▶ _What you have to do_:
Check each line of the records below and collect those that include the word "icon".

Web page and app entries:
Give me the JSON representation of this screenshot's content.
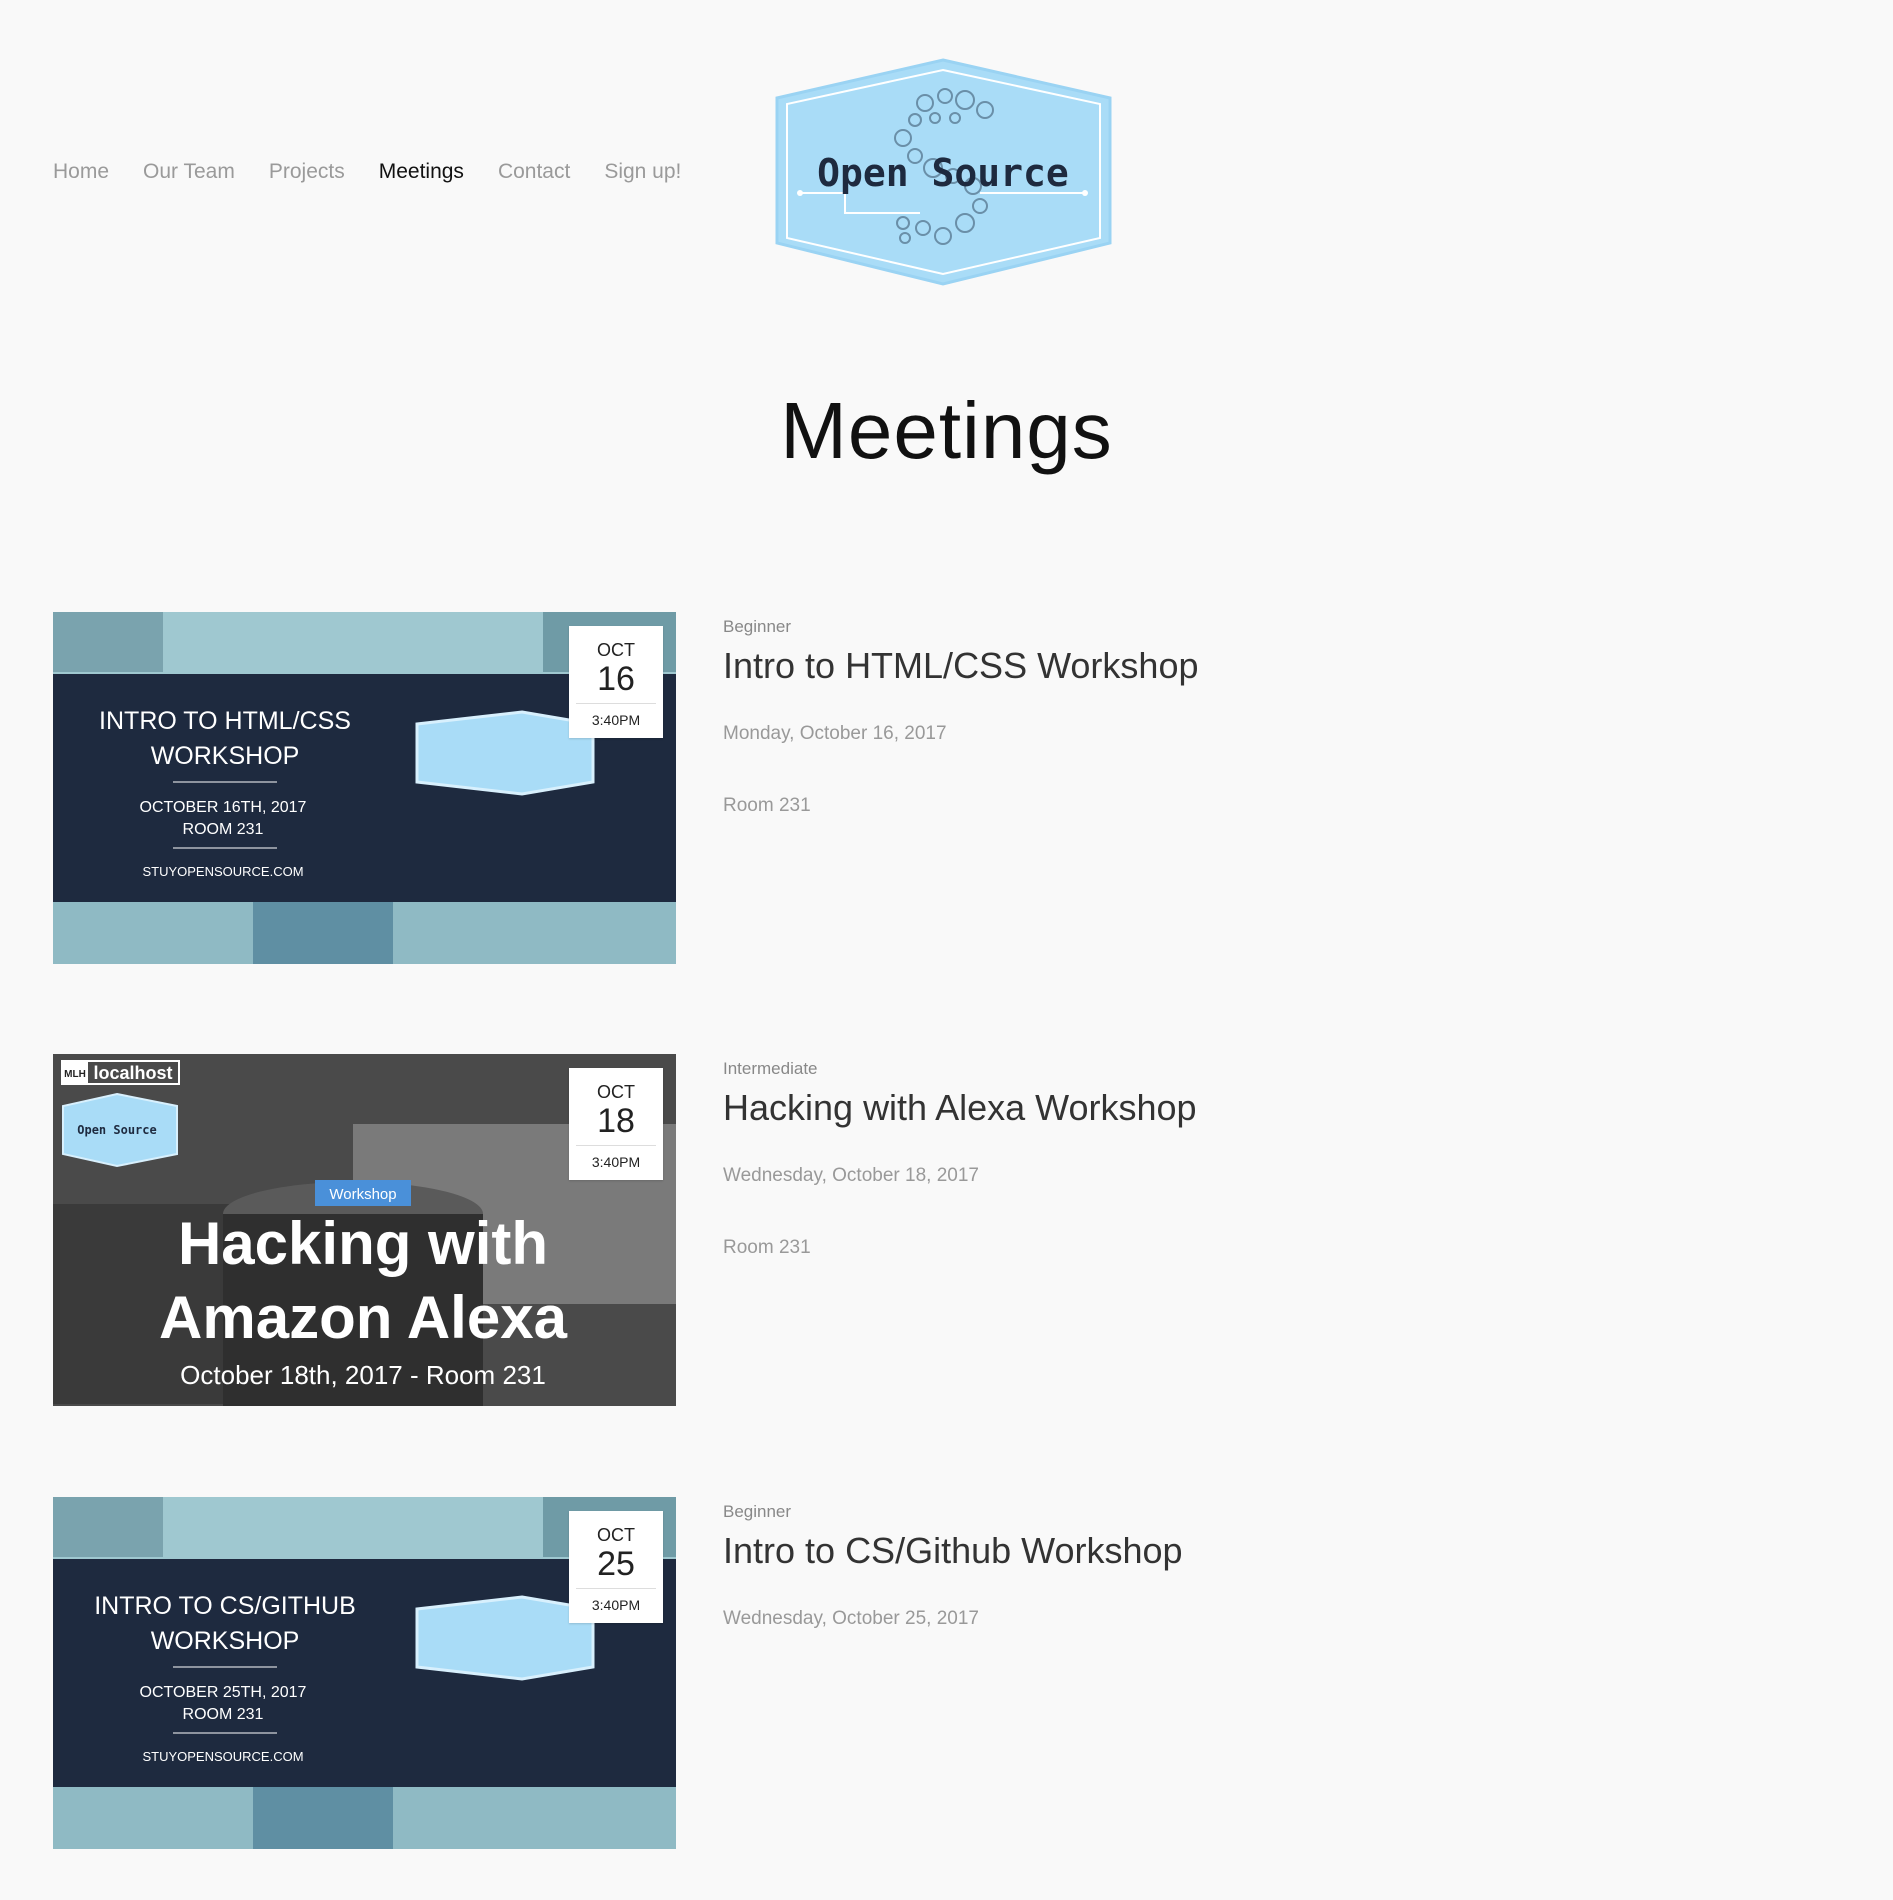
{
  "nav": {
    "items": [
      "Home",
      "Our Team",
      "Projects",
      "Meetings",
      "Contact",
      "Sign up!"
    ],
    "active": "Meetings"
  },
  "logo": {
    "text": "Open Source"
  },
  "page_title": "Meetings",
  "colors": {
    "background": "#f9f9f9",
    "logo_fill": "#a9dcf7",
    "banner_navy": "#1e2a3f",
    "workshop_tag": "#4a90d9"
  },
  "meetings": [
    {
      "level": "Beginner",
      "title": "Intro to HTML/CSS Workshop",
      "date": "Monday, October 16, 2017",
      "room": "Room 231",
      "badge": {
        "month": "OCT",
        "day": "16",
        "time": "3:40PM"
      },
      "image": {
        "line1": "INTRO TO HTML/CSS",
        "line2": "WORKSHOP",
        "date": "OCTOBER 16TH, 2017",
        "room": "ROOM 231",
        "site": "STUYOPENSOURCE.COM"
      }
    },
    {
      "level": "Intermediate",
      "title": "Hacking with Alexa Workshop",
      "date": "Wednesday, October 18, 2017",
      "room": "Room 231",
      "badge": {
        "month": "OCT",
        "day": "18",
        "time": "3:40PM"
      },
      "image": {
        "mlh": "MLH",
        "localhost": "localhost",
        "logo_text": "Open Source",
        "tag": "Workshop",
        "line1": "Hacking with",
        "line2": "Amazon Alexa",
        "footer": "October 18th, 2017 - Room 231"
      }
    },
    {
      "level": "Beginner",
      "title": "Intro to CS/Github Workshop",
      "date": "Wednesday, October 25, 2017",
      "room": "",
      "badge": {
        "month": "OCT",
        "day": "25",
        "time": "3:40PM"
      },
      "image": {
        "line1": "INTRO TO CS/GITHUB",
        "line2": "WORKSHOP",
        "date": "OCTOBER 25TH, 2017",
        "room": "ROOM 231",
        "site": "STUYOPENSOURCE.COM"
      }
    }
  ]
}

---

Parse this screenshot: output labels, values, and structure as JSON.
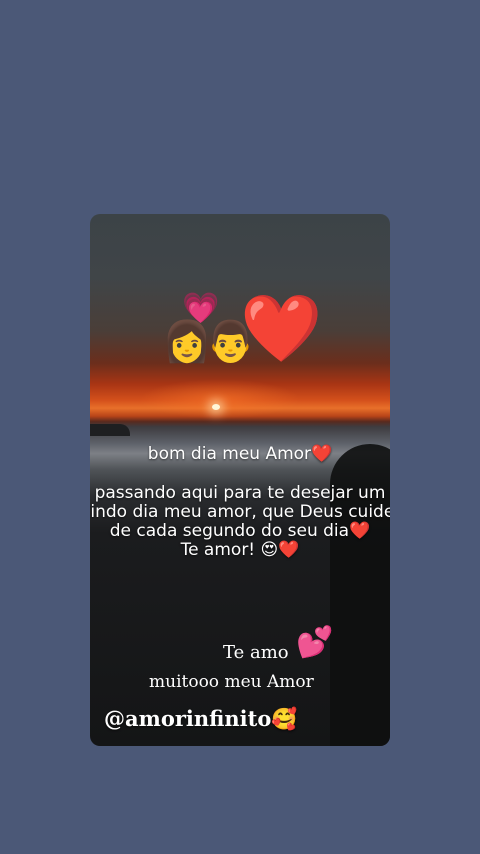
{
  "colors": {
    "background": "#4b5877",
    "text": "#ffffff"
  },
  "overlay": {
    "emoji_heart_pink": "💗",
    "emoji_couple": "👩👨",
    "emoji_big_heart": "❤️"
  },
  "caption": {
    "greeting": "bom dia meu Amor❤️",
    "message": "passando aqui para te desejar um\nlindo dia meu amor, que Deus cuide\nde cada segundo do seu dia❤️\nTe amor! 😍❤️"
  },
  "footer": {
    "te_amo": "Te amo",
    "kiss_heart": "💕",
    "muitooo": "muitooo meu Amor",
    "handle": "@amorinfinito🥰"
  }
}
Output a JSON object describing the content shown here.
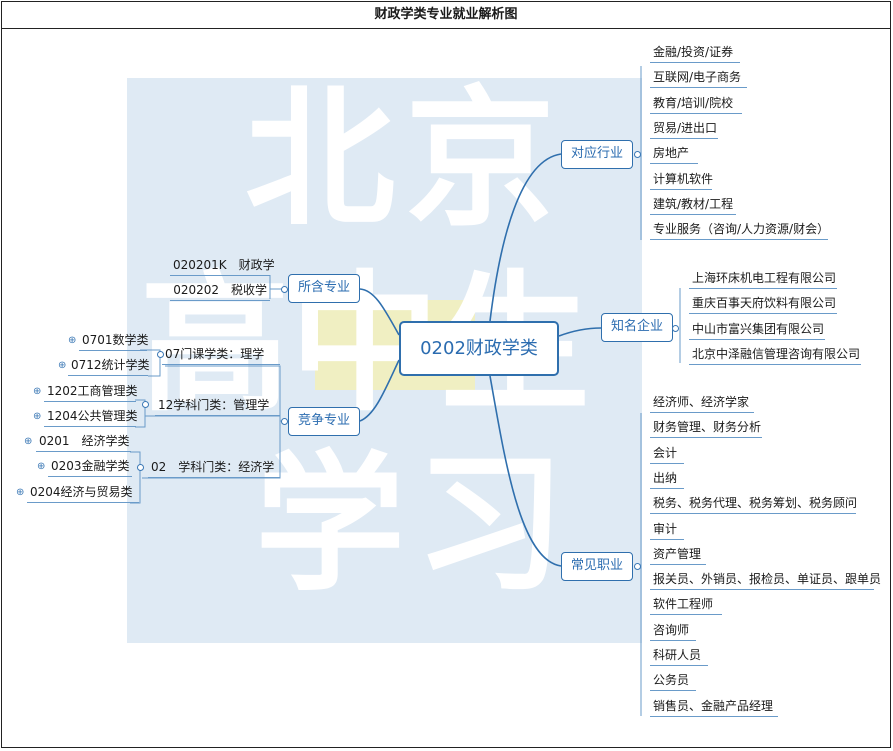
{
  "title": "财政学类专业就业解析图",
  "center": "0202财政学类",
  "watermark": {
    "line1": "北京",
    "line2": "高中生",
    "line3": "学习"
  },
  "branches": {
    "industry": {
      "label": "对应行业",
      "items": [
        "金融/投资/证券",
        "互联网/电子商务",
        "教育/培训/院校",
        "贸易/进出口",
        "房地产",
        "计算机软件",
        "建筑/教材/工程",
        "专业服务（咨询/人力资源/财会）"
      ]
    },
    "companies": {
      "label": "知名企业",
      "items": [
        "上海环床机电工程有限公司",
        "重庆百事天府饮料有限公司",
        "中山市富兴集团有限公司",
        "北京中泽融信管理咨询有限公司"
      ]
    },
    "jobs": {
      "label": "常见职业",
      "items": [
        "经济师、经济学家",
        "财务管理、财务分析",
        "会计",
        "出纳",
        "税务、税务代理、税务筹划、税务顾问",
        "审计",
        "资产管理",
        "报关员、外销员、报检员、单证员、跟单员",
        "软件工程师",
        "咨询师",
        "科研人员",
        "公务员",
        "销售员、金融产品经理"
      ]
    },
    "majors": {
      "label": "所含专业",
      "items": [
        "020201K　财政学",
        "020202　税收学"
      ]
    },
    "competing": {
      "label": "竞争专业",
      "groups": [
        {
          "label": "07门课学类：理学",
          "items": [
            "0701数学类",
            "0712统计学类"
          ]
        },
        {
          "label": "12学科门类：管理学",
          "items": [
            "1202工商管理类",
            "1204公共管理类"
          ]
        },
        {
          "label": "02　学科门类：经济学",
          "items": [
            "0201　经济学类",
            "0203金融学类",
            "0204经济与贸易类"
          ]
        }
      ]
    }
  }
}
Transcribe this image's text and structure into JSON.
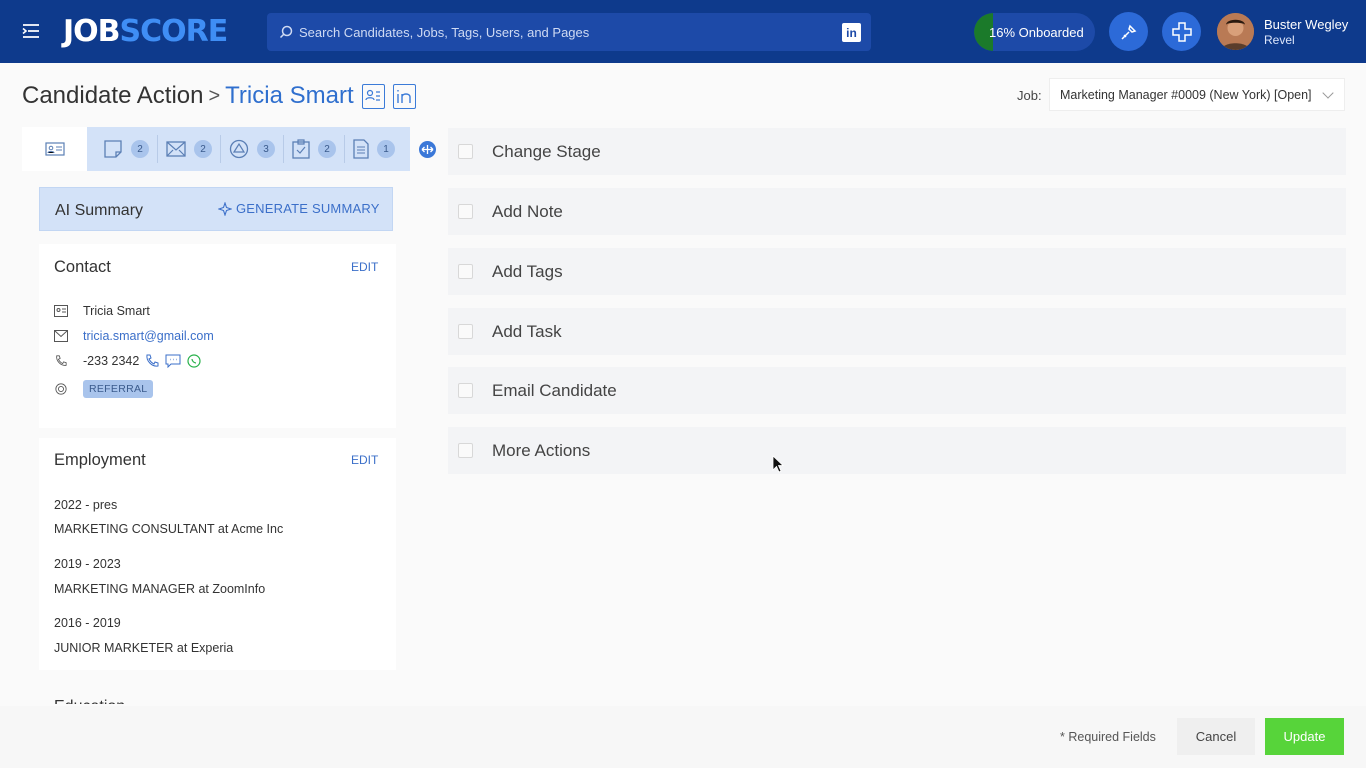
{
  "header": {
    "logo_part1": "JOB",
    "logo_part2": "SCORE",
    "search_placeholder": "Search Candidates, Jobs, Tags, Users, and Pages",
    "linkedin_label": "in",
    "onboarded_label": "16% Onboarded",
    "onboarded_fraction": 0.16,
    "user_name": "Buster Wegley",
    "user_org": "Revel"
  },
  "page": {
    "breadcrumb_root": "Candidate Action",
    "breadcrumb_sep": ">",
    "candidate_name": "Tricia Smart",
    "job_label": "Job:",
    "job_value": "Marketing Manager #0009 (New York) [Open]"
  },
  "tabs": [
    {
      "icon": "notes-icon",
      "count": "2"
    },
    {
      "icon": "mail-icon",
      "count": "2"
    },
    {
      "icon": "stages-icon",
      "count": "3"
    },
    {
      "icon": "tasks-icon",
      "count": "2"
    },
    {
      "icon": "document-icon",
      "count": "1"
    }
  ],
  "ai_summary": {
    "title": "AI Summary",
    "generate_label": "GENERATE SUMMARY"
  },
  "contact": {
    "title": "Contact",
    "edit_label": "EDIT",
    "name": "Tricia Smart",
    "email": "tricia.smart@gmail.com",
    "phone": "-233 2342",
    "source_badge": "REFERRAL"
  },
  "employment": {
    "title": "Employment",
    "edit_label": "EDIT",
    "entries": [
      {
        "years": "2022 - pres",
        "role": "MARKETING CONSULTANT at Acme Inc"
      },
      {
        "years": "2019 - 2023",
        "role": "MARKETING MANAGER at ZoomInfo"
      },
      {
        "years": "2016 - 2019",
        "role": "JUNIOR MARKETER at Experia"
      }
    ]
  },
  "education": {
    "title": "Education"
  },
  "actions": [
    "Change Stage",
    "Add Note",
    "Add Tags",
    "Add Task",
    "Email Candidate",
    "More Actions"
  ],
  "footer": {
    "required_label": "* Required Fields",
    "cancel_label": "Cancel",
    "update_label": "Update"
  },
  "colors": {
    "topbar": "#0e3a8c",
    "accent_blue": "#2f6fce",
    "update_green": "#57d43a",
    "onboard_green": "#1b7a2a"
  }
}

▶ _Written solution_:
      "icon": "notes-icon",
      "icon": "mail-icon",
      "icon": "stages-icon",
      "icon": "tasks-icon",
      "icon": "document-icon",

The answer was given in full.